Three former power company executives have gone on trial in Japan on charges linked to the Fukushima disaster.
It is the first criminal trial over the 2011 meltdown at the nuclear plant.
The meltdown, triggered by an earthquake which caused a massive tsunami, was the world's worst nuclear accident since Chernobyl in 1986.
All three have pleaded not guilty to professional negligence resulting in death and injury of patients evacuated from a hospital near the plant.
The quake and tsunami left about 18,500 people dead or missing and left large areas uninhabitable.
Who is on trial?
The three former executives of Tokyo Electric Power (Tepco) are chairman Tsunehisa Katsumata, 77, and vice-presidents Sakae Muto, 66, and Ichiro Takekuro, 71.
If found guilty, they could face up to five years in prison.
The trial is the first and only one raising criminal charges related to the Fukushima disaster.
Two previous attempts to press criminal charges against the former executives had been dismissed by the prosecution as having little chance of success.
In 2015 however, a judicial review panel ruled the three men should be put on trial which meant the prosecution had to pick up the case.
Other trials related to the Fukushima disaster have been, for instance, over compensation claims.
What are the charges?
No-one died directly in the Fukushima accident.
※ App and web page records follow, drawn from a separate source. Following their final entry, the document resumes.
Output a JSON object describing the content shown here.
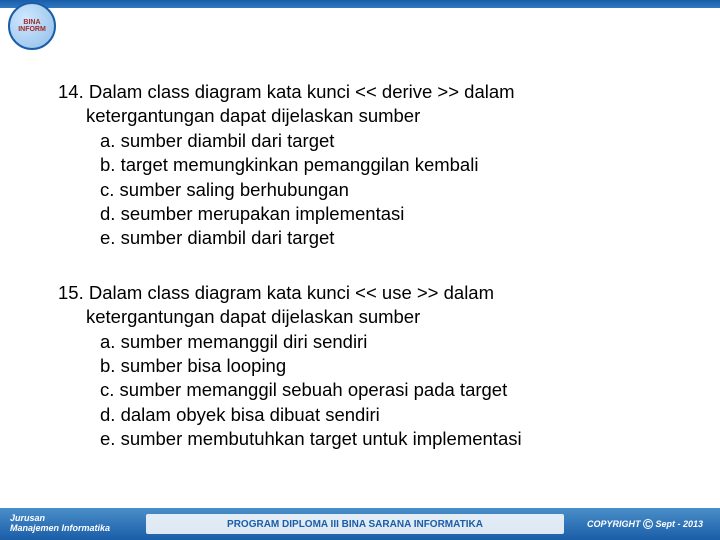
{
  "logo": {
    "line1": "BINA",
    "line2": "INFORM"
  },
  "questions": [
    {
      "number": "14.",
      "stem_line1": "Dalam class diagram kata kunci  << derive  >> dalam",
      "stem_line2": "ketergantungan dapat dijelaskan sumber",
      "options": [
        "a. sumber diambil dari target",
        "b. target memungkinkan pemanggilan kembali",
        "c. sumber saling berhubungan",
        "d. seumber merupakan implementasi",
        "e. sumber diambil dari target"
      ]
    },
    {
      "number": "15.",
      "stem_line1": "Dalam class diagram kata kunci  << use >> dalam",
      "stem_line2": "ketergantungan dapat dijelaskan sumber",
      "options": [
        "a. sumber memanggil diri sendiri",
        "b. sumber bisa looping",
        "c. sumber memanggil sebuah operasi pada target",
        "d. dalam obyek bisa dibuat sendiri",
        "e. sumber membutuhkan target untuk implementasi"
      ]
    }
  ],
  "footer": {
    "dept_line1": "Jurusan",
    "dept_line2": "Manajemen Informatika",
    "program": "PROGRAM DIPLOMA III BINA SARANA INFORMATIKA",
    "copyright_label": "COPYRIGHT",
    "copyright_date": "Sept - 2013"
  }
}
The charges against the three men are linked to the deaths of more than 40 patients who had to be evacuated from a hospital in the area and later died.
The patients had been critically ill already but their deaths have been attributed to the fact that they had to be hastily rushed out of the evacuation zone and into different hospitals.
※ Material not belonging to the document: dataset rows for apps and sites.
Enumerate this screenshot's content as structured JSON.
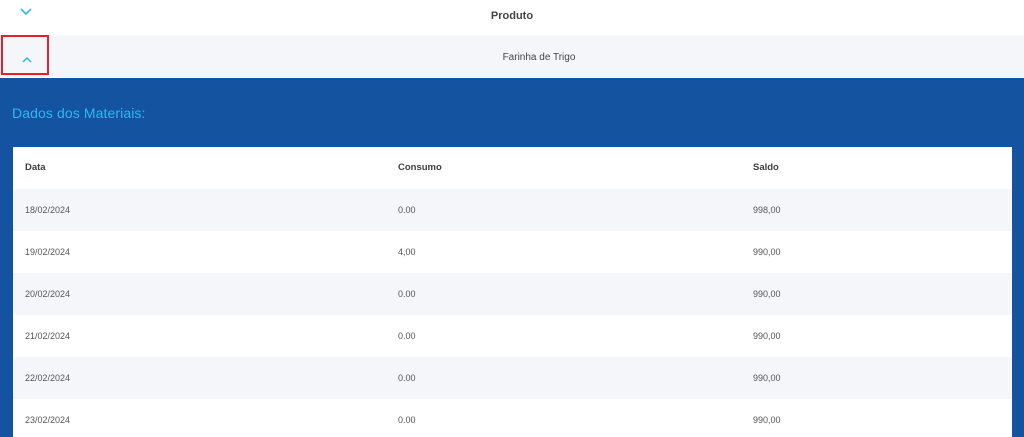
{
  "header": {
    "title": "Produto",
    "expand_icon": "chevron-down-icon"
  },
  "product_row": {
    "name": "Farinha de Trigo",
    "collapse_icon": "chevron-up-icon"
  },
  "panel": {
    "title": "Dados dos Materiais:",
    "background_color": "#14539f",
    "title_color": "#2fb7ee"
  },
  "table": {
    "columns": [
      "Data",
      "Consumo",
      "Saldo"
    ],
    "rows": [
      {
        "data": "18/02/2024",
        "consumo": "0.00",
        "saldo": "998,00"
      },
      {
        "data": "19/02/2024",
        "consumo": "4,00",
        "saldo": "990,00"
      },
      {
        "data": "20/02/2024",
        "consumo": "0.00",
        "saldo": "990,00"
      },
      {
        "data": "21/02/2024",
        "consumo": "0.00",
        "saldo": "990,00"
      },
      {
        "data": "22/02/2024",
        "consumo": "0.00",
        "saldo": "990,00"
      },
      {
        "data": "23/02/2024",
        "consumo": "0.00",
        "saldo": "990,00"
      }
    ]
  },
  "colors": {
    "accent": "#2fb7ee",
    "highlight_border": "#e3212c",
    "alt_row": "#f4f6fa"
  }
}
More than 200,000 people were forced to leave their homes because of nuclear contamination concerns when three reactors failed at the plant after it was flooded.
There are also hopes that the trial will shed more light on the wider responsibilities around the disaster.
"Since the accident, nobody has been held responsible nor has it been made clear why it happened," Ruiko Muto, who heads a group that pushed for the trial, told news agency AFP outside court.
The accident let to a complete shutdown of all nuclear reactors in the country. Despite widespread anti-nuclear sentiment, several reactors have since resumed operations after passing special safety checks.
What are the arguments?
The tsunami brought waves as high as 14m (46 feet) to parts of the east coast of Japan.
The three accused are expected to argue they had no way of expecting a natural disaster of that magnitude and how it would affect the nuclear plant.
"I apologise for the tremendous trouble to the residents in the area and around the country because of the serious accident that caused the release of radioactive materials," Mr Katsumata told the court but added that "I believe I don't have a criminal responsibility in the case".
The prosecution, however, says studies conducted in the years before the accidents had been ignored by the company.
An internal 2008 study by Tepco had reportedly simulated a similar scenario of an earthquake and tsunami but had not led to action by the management.
"If they had fulfilled their responsibility to safety, the accident would have never occurred," the prosecution told the court.
A parliamentary report compiled a year after the disaster said Fukushima was a man-made disaster caused by Japan's culture of reflexive obedience.